Last summer saw another health scare in my life, after 2018's 56-day+ ovarian cancer episode, I thought I had earned the right to a few years of peace on that front... silly me. In April, my annual mammogram showed some microscopic micro-calcium deposits along the insides of my milk ducts. That didn't sound scary to me, but apparently it can become worse than scary if left in situ so they whipped me in and removed all my milk ducts on the right side. They then remodelled the other side to match and that led to many months of physio. I can now report Danish NHS food is 100 times better than Scottish NHS food😂

There have been several plusses: 

  • clothed, my boobs now look like they did in my 20s (though naked, I look like I have taken on a shark in shallow waters - no more skinny dipping for me, I suspect)
  • going from an E to a B means no more backache 
  • they signed my left-hand boob up to the mammogram programme that ends at age 80 because of my history 
  • (there's nothing left in the right-hand one that can go wrong apparently, which is possibly another plus?!)
  • talking to consultants and physios for six months has been great for my Danish - I might still struggle to explain what haircut I want in the local salon, but I can hold a full-on consultation on breast health and physiotherapy, in fact I could even give a lecture on the subject!
  • given I'd had the other scare 2 years earlier, they did a genetic check on my pathology from here comparing it to the report I had sent from Scotland to check that my three daughters (and niece) are not at any increased risk and that all came out fine
I think I'll refrain from illustrating this post with a pic! Bet you're relieved!

Once it was all done and dusted, I asked the consultant what she thought had caused the calcium to form. Her answer amused me somewhat:

You can never tell, she said, but it's a problem that often occurs when you:
  • have never been pregnant😂😂😂😂😂
  • have never breastfed😂😂😂😂😂
  • drink too much alcohol😂🍸🍷🥂
  • smoke😂😇
Given I score about -99% on all counts, being a non-smoking, (almost) non-drinking person who has birthed a football team and fed them for over a decade, she was left scratching her head, but at least I got a bit of a laugh!

Covid hitting the world two months after we moved to this house and then last summer's shenanigans have not been great for our integration here. I assumed by now I'd have at least a part-time job out of the house, rather than the lonely freelancing of the last few years, and I'd have a host of new friends. Instead we've been holed up for so long, I can barely remember what socialising is. Thomas is turning 50 in five weeks time and I sat down to draw up a guest list for a potential party... only to realise that we know almost no one within driving distance, especially on a Tuesday night! Ho hum. I guess I should get to work on his 60th instead, as we might be back to normal by then!

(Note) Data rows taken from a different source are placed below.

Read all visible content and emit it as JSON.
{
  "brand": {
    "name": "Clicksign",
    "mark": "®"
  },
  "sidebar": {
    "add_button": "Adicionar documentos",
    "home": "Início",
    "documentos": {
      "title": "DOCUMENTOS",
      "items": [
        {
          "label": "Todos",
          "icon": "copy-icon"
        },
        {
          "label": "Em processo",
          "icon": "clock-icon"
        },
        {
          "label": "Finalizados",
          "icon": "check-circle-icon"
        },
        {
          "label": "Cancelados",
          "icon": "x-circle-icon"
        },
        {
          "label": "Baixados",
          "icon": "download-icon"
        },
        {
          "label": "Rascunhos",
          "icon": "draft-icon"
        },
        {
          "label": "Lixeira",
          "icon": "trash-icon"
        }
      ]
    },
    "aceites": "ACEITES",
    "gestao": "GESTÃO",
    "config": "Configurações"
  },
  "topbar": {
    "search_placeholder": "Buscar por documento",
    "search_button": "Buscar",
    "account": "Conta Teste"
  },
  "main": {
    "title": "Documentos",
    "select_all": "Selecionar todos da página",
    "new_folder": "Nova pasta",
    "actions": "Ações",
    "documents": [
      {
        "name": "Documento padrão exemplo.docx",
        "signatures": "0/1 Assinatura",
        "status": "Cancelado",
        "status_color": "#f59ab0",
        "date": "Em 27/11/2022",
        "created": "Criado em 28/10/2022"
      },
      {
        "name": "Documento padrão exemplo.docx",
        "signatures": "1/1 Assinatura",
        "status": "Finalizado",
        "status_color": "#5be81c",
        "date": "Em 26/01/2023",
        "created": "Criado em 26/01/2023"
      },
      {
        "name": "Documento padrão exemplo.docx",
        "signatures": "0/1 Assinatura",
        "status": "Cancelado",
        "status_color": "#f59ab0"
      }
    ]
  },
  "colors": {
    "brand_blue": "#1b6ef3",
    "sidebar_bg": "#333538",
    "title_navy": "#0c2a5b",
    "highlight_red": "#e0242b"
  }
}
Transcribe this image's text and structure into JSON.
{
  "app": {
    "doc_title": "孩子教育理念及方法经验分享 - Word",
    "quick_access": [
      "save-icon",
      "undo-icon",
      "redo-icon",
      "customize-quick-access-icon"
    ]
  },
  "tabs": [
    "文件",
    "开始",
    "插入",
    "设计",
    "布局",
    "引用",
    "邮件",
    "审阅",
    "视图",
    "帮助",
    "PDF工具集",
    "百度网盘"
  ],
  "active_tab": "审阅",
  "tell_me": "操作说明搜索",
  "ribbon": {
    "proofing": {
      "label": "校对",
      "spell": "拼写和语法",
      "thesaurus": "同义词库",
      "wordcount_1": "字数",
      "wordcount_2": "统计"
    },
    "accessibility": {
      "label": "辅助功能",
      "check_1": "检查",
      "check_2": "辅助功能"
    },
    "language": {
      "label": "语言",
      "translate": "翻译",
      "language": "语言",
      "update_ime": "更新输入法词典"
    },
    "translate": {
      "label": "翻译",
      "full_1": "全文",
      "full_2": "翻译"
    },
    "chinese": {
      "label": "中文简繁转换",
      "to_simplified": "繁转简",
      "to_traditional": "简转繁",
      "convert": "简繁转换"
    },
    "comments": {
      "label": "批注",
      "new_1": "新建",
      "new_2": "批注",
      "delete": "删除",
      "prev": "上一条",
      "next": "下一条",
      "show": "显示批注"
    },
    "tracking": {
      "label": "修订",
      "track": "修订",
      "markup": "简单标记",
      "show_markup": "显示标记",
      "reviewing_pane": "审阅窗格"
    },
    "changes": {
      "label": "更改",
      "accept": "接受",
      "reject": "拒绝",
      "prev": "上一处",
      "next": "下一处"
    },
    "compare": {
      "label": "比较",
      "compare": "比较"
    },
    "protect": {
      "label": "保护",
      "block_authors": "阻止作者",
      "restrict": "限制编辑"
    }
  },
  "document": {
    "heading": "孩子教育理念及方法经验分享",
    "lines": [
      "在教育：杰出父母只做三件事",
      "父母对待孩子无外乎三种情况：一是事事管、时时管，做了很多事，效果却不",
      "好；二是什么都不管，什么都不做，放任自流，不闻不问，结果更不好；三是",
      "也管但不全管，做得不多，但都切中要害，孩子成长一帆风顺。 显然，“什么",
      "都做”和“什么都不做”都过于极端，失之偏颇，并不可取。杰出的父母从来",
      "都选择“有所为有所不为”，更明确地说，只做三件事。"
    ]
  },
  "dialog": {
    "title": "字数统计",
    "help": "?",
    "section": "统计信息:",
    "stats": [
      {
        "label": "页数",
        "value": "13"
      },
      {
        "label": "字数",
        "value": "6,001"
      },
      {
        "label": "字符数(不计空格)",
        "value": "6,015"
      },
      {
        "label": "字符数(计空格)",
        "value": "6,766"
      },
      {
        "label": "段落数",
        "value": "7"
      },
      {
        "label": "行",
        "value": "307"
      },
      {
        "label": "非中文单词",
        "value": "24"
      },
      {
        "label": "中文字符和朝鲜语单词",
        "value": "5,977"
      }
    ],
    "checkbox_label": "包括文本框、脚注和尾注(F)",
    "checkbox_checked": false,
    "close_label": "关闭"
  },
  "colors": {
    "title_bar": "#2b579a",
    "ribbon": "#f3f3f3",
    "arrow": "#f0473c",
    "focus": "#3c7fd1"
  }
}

Anyway, the long and short of it is that I am hoping that in 2022 I will find myself a little more often in the blogging saddle. Fingers crossed.